Copy out every line of the records in which "What" can be found.
╭──
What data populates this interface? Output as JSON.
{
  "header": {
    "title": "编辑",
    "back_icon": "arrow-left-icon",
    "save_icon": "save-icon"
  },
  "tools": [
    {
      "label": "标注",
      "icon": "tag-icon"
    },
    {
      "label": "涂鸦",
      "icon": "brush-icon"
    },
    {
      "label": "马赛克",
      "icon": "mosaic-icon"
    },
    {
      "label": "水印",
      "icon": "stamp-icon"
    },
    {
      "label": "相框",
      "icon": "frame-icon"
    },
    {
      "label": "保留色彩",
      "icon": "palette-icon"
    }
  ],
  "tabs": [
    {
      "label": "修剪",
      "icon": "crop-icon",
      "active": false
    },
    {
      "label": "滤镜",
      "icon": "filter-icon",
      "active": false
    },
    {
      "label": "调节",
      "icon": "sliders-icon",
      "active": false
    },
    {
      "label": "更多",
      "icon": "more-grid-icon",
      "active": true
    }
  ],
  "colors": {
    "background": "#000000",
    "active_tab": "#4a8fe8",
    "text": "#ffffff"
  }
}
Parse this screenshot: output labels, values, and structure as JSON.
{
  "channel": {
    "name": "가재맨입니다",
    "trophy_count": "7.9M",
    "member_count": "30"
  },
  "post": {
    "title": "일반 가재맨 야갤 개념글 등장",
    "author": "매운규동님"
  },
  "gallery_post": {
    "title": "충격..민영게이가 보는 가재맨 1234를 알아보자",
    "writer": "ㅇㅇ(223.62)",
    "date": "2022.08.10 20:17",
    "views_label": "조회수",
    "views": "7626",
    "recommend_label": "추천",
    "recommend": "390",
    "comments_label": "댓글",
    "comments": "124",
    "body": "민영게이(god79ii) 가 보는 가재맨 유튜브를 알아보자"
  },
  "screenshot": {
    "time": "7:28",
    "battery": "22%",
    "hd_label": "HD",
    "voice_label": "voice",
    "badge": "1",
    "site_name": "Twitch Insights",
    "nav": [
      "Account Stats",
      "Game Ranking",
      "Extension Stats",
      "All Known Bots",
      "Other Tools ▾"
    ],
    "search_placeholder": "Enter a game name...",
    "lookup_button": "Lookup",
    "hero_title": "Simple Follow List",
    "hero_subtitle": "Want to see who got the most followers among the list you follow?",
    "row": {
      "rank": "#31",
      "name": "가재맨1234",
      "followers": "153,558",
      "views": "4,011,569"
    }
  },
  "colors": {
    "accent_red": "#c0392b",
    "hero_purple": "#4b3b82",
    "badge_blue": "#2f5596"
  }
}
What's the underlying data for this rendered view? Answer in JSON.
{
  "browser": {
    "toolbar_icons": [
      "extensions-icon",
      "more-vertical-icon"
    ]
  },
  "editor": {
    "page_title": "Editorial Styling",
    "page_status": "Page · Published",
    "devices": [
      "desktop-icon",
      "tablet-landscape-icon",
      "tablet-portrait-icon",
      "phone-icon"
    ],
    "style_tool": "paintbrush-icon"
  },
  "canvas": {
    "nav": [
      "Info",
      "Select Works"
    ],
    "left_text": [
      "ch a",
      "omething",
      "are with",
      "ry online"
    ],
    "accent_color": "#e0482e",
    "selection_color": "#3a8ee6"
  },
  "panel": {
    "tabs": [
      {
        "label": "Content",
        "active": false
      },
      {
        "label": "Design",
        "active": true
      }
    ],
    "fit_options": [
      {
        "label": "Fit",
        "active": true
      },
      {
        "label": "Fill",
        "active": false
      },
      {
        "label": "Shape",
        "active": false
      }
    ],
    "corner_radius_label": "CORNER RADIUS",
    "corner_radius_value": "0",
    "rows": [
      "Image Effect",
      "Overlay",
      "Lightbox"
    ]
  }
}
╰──
• SOLUTION TO THIS TASK:
What data populates this interface? Output as JSON.
What's the underlying data for this rendered view? Answer in JSON.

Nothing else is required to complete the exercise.